You might not have thought it, but Leonardo Da Vinci, Aristotle, Mahatmah Gandhi, Albert Einstein, Winston Churchill, Mozart and my good self have something in common. Yes, like those famous figures I am left handed and much like them, I’ve always been frustrated at the lack of a computer mouse designed specifically for our way of working. Leonardo, Albert and me have always had to look on with envy at the carefully sculpted, beautifully contoured mice that have always been available for right-handers, while us lefties have had to either put up with bland non-moulded mice or suffer contorted hands.
It’s taken a perversely long time, but Logitech has finally stepped up to remedy this. Possibly this is because the Logitech CEO is left handed himself so if he’s made it happen then my left hand goes up in salute to him.
The MX610 Left-Hand Laser Cordless was first announced at CeBIT in 2006, but it’s taken me this long to actually get hold of one from Logitech. The left hand mouse is an exact mirror image of the right hand version of the MX610, which was first released in early 2006, which we actually never got to see, so aside from its leftyness it’s worthwhile looking at here.
The mouse is a pretty good looking device with a silver, grey, and black finish and most excitingly for the left handed user, has lots of sexy curves, something that we’ve previously been starved of when it comes to mouse action. There are seven buttons on its surface, which all fall neatly under the reach of index finger and thumb.
At its heart, the MX610 features a laser rather than a LED optical sensor, which was first introduced by Logitech on the MX1000. This means that the mouse doesn’t have the red light that optical mice have on the base but more significantly the laser is much more sensitive than LEDs making it potentially able to work on more surfaces than optical mice. I used it primarily on my mouse mat, but it seemed perfectly happy on the wooden grain of my desk. The mouse has a dpi of 800, which is fine but not as good as the 2,000dpi offered by some dedicated gaming mice.

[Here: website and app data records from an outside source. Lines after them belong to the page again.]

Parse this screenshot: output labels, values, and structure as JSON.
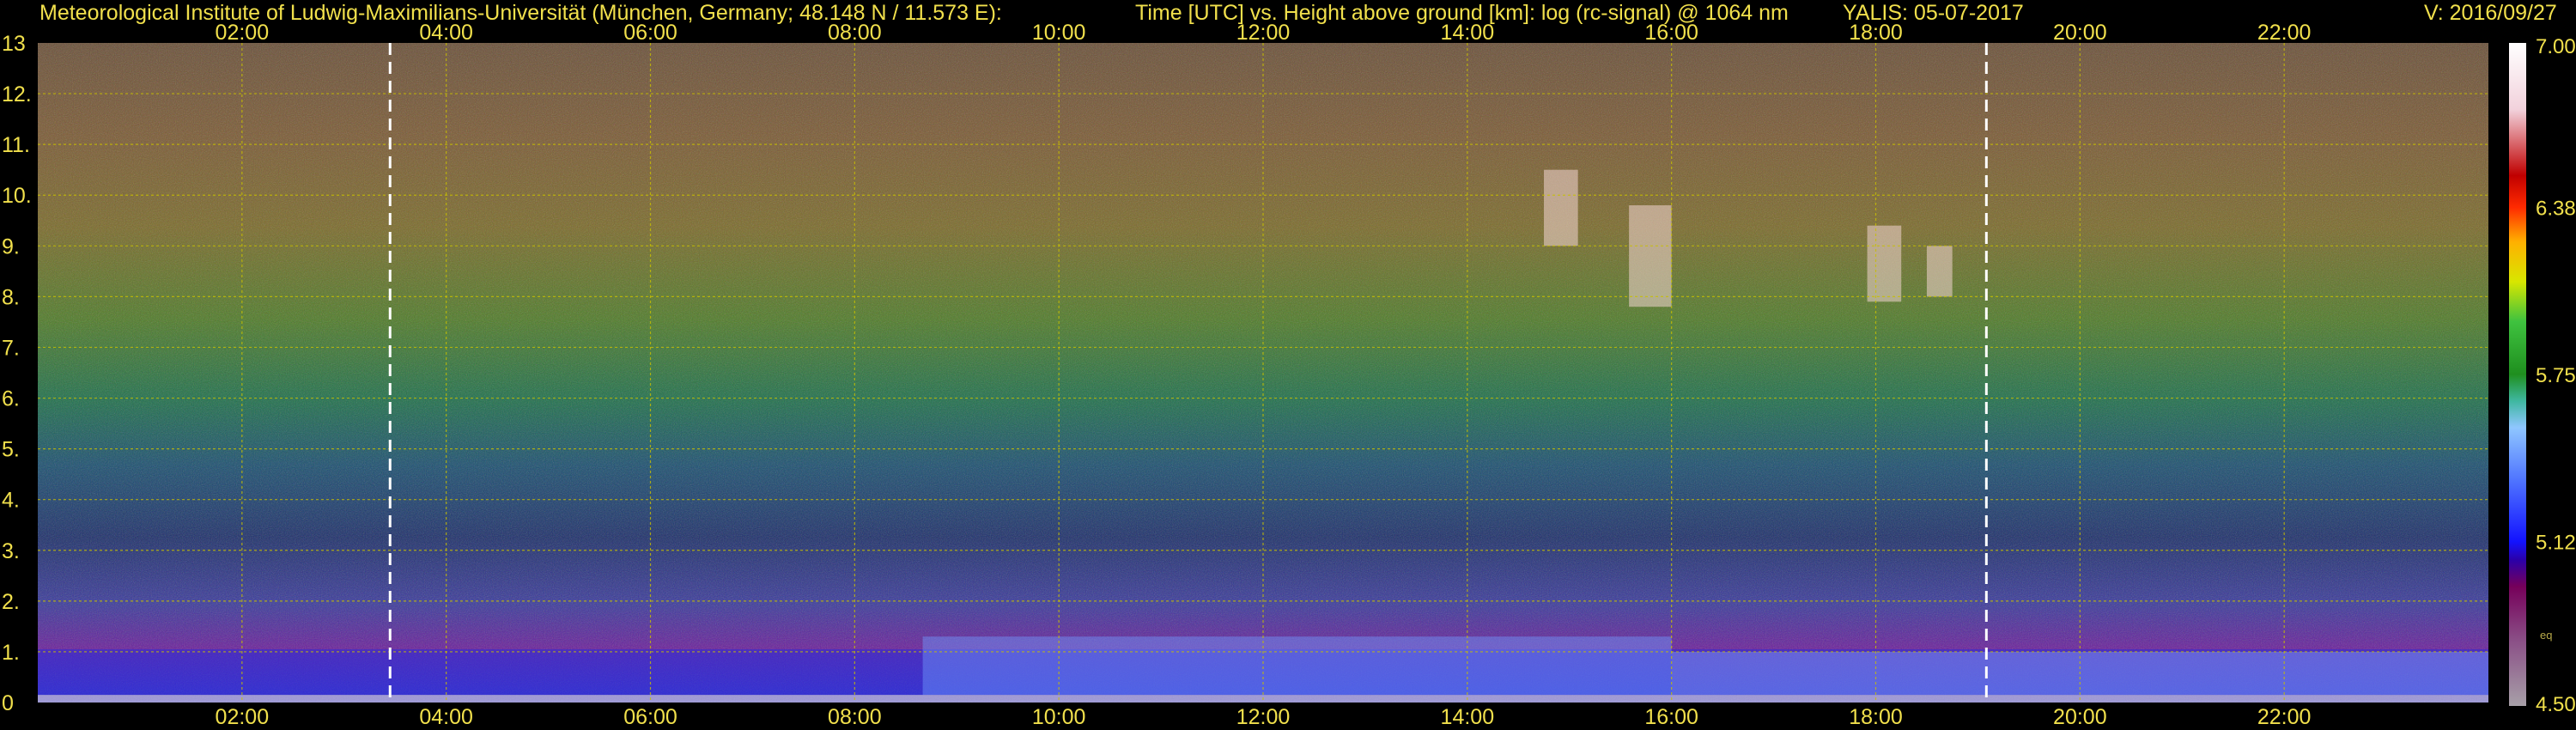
{
  "header": {
    "institute": "Meteorological Institute of Ludwig-Maximilians-Universität (München, Germany; 48.148 N / 11.573 E):",
    "title": "Time [UTC] vs. Height above ground [km]: log (rc-signal) @ 1064 nm",
    "station": "YALIS: 05-07-2017",
    "version": "V: 2016/09/27"
  },
  "colors": {
    "background": "#000000",
    "text": "#f1e04c",
    "grid": "#c8c000",
    "marker": "#ffffff"
  },
  "chart_data": {
    "type": "heatmap",
    "title": "Time [UTC] vs. Height above ground [km]: log (rc-signal) @ 1064 nm",
    "xlim": [
      "00:00",
      "24:00"
    ],
    "x_ticks": [
      "02:00",
      "04:00",
      "06:00",
      "08:00",
      "10:00",
      "12:00",
      "14:00",
      "16:00",
      "18:00",
      "20:00",
      "22:00"
    ],
    "ylim": [
      0,
      13
    ],
    "y_ticks": [
      "0",
      "1.",
      "2.",
      "3.",
      "4.",
      "5.",
      "6.",
      "7.",
      "8.",
      "9.",
      "10.",
      "11.",
      "12.",
      "13"
    ],
    "grid": true,
    "markers_utc": [
      "03:27",
      "19:05"
    ],
    "colorbar": {
      "range": [
        4.5,
        7.0
      ],
      "tick_labels": [
        "7.00",
        "6.38",
        "5.75",
        "5.12",
        "4.50"
      ],
      "tick_values": [
        7.0,
        6.38,
        5.75,
        5.12,
        4.5
      ],
      "note": "eq",
      "stops": [
        {
          "v": 4.5,
          "c": "#a7a0a8"
        },
        {
          "v": 4.75,
          "c": "#8a4e86"
        },
        {
          "v": 4.95,
          "c": "#76005a"
        },
        {
          "v": 5.05,
          "c": "#2b00a8"
        },
        {
          "v": 5.12,
          "c": "#1313ff"
        },
        {
          "v": 5.35,
          "c": "#4f74ff"
        },
        {
          "v": 5.55,
          "c": "#8fc6ff"
        },
        {
          "v": 5.65,
          "c": "#3fb7a0"
        },
        {
          "v": 5.75,
          "c": "#1f8f1f"
        },
        {
          "v": 5.95,
          "c": "#3fc23f"
        },
        {
          "v": 6.1,
          "c": "#d8e600"
        },
        {
          "v": 6.25,
          "c": "#ffb000"
        },
        {
          "v": 6.38,
          "c": "#ff2a00"
        },
        {
          "v": 6.5,
          "c": "#c00000"
        },
        {
          "v": 6.75,
          "c": "#f2d2dc"
        },
        {
          "v": 7.0,
          "c": "#ffffff"
        }
      ]
    }
  }
}
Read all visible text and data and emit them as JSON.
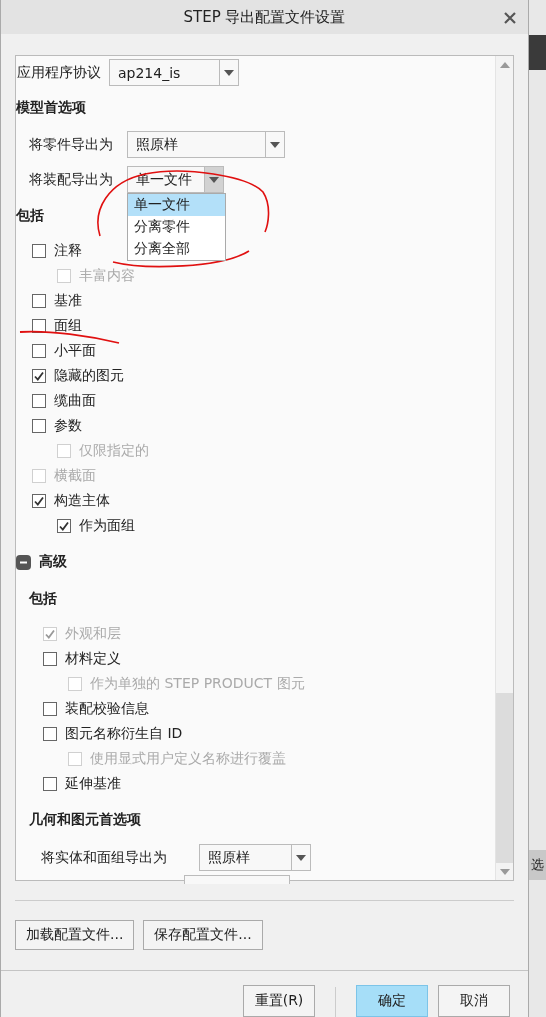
{
  "window": {
    "title": "STEP 导出配置文件设置"
  },
  "protocol": {
    "label": "应用程序协议",
    "value": "ap214_is"
  },
  "model_preferences": {
    "title": "模型首选项",
    "combos": [
      {
        "label": "将零件导出为",
        "value": "照原样",
        "open": false
      },
      {
        "label": "将装配导出为",
        "value": "单一文件",
        "open": true,
        "options": [
          {
            "label": "单一文件",
            "selected": true
          },
          {
            "label": "分离零件",
            "selected": false
          },
          {
            "label": "分离全部",
            "selected": false
          }
        ]
      }
    ]
  },
  "include": {
    "title": "包括",
    "items": [
      {
        "label": "注释",
        "checked": false,
        "disabled": false,
        "children": [
          {
            "label": "丰富内容",
            "checked": false,
            "disabled": true
          }
        ]
      },
      {
        "label": "基准",
        "checked": false,
        "disabled": false
      },
      {
        "label": "面组",
        "checked": false,
        "disabled": false
      },
      {
        "label": "小平面",
        "checked": false,
        "disabled": false
      },
      {
        "label": "隐藏的图元",
        "checked": true,
        "disabled": false
      },
      {
        "label": "缆曲面",
        "checked": false,
        "disabled": false
      },
      {
        "label": "参数",
        "checked": false,
        "disabled": false,
        "children": [
          {
            "label": "仅限指定的",
            "checked": false,
            "disabled": true
          }
        ]
      },
      {
        "label": "横截面",
        "checked": false,
        "disabled": true
      },
      {
        "label": "构造主体",
        "checked": true,
        "disabled": false,
        "children": [
          {
            "label": "作为面组",
            "checked": true,
            "disabled": false
          }
        ]
      }
    ]
  },
  "advanced": {
    "title": "高级",
    "expanded": true,
    "include": {
      "title": "包括",
      "items": [
        {
          "label": "外观和层",
          "checked": true,
          "disabled": true
        },
        {
          "label": "材料定义",
          "checked": false,
          "disabled": false,
          "children": [
            {
              "label": "作为单独的 STEP PRODUCT 图元",
              "checked": false,
              "disabled": true
            }
          ]
        },
        {
          "label": "装配校验信息",
          "checked": false,
          "disabled": false
        },
        {
          "label": "图元名称衍生自 ID",
          "checked": false,
          "disabled": false,
          "children": [
            {
              "label": "使用显式用户定义名称进行覆盖",
              "checked": false,
              "disabled": true
            }
          ]
        },
        {
          "label": "延伸基准",
          "checked": false,
          "disabled": false
        }
      ]
    },
    "geometry": {
      "title": "几何和图元首选项",
      "combos": [
        {
          "label": "将实体和面组导出为",
          "value": "照原样",
          "open": false
        }
      ]
    }
  },
  "file_buttons": [
    "加载配置文件...",
    "保存配置文件..."
  ],
  "footer_buttons": [
    {
      "label": "重置(R)",
      "selected": false
    },
    {
      "label": "确定",
      "selected": true
    },
    {
      "label": "取消",
      "selected": false
    }
  ],
  "background_app": {
    "text": "选"
  }
}
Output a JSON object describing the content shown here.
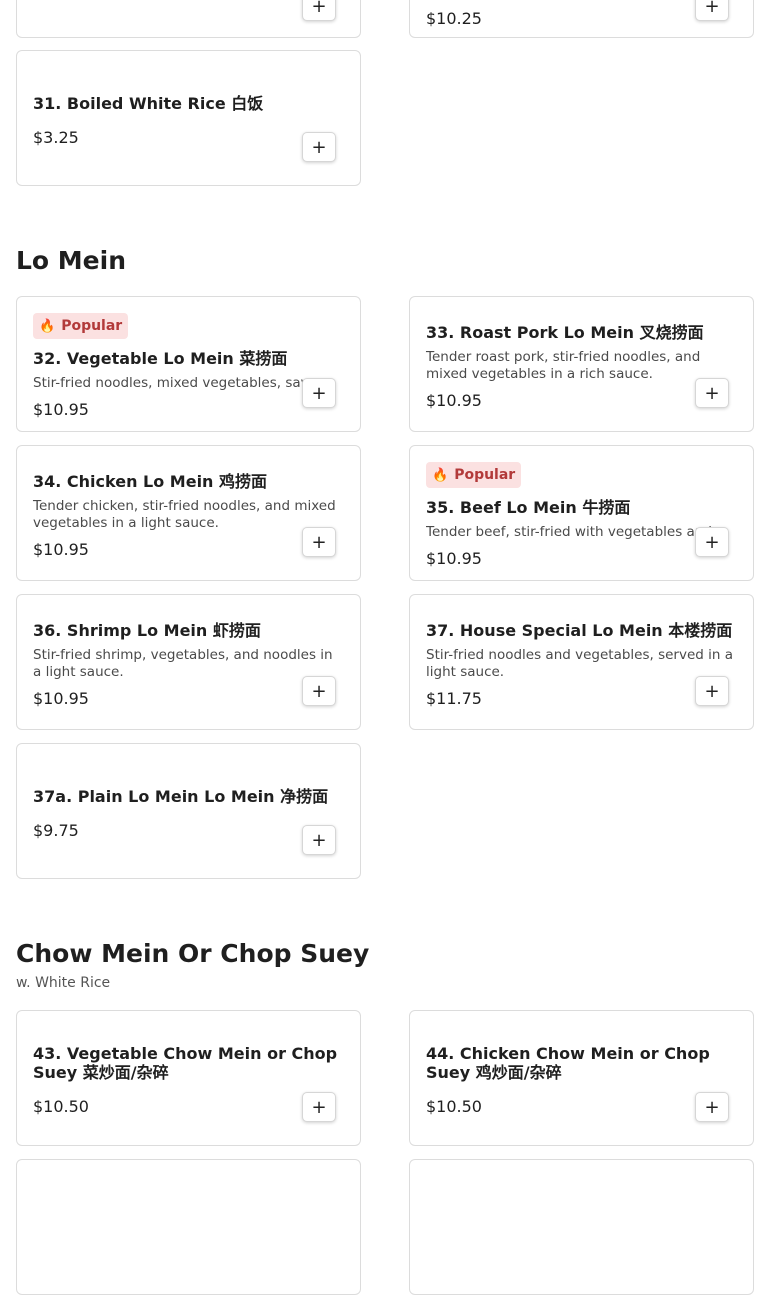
{
  "common": {
    "add_label": "+",
    "popular_label": "Popular",
    "popular_icon": "flame-icon"
  },
  "top": {
    "right_price": "$10.25",
    "item31": {
      "name": "31. Boiled White Rice 白饭",
      "price": "$3.25"
    }
  },
  "lo_mein": {
    "title": "Lo Mein",
    "items": [
      {
        "name": "32. Vegetable Lo Mein 菜捞面",
        "desc": "Stir-fried noodles, mixed vegetables, savory sauce.",
        "price": "$10.95",
        "popular": true
      },
      {
        "name": "33. Roast Pork Lo Mein 叉烧捞面",
        "desc": "Tender roast pork, stir-fried noodles, and mixed vegetables in a rich sauce.",
        "price": "$10.95"
      },
      {
        "name": "34. Chicken Lo Mein 鸡捞面",
        "desc": "Tender chicken, stir-fried noodles, and mixed vegetables in a light sauce.",
        "price": "$10.95"
      },
      {
        "name": "35. Beef Lo Mein 牛捞面",
        "desc": "Tender beef, stir-fried with vegetables and noodles.",
        "price": "$10.95",
        "popular": true
      },
      {
        "name": "36. Shrimp Lo Mein 虾捞面",
        "desc": "Stir-fried shrimp, vegetables, and noodles in a light sauce.",
        "price": "$10.95"
      },
      {
        "name": "37. House Special Lo Mein 本楼捞面",
        "desc": "Stir-fried noodles and vegetables, served in a light sauce.",
        "price": "$11.75"
      },
      {
        "name": "37a. Plain Lo Mein Lo Mein 净捞面",
        "price": "$9.75"
      }
    ]
  },
  "chow_mein": {
    "title": "Chow Mein Or Chop Suey",
    "subtitle": "w. White Rice",
    "items": [
      {
        "name": "43. Vegetable Chow Mein or Chop Suey 菜炒面/杂碎",
        "price": "$10.50"
      },
      {
        "name": "44. Chicken Chow Mein or Chop Suey 鸡炒面/杂碎",
        "price": "$10.50"
      }
    ]
  }
}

The mouse communicates with the small dongle using the crowded 2.4GHz frequency and some users have complained that as a result the mouse is prone to communication issues. I plugged the dongle directly into the USB port on my monitor so there was very little distance and indeed line of site between the two, so it’s hardly surprising that I experienced no such issues. If your USB ports are only at the back of the PC and you do experience problems then a USB extender cable could be the answer. There isn’t one included in the box but there is a PS/2 to USB converter so you can use the mouse without taking up a USB port if you don’t have one free.